# Problem statement:
Every line below that mentions the word "Griesemer" should be copied out.

# Material for the task:

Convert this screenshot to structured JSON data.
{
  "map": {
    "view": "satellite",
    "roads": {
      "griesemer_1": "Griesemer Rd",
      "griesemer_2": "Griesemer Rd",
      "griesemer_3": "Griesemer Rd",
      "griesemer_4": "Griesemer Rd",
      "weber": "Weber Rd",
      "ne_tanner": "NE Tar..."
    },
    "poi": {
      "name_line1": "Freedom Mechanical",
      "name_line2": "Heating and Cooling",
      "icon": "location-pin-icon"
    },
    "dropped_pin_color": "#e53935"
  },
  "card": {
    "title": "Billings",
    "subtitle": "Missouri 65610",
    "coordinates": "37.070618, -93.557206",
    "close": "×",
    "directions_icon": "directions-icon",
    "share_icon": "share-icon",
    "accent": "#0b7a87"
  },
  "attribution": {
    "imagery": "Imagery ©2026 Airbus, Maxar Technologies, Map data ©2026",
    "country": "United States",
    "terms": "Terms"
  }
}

# Answer:
      "griesemer_1": "Griesemer Rd",
      "griesemer_2": "Griesemer Rd",
      "griesemer_3": "Griesemer Rd",
      "griesemer_4": "Griesemer Rd",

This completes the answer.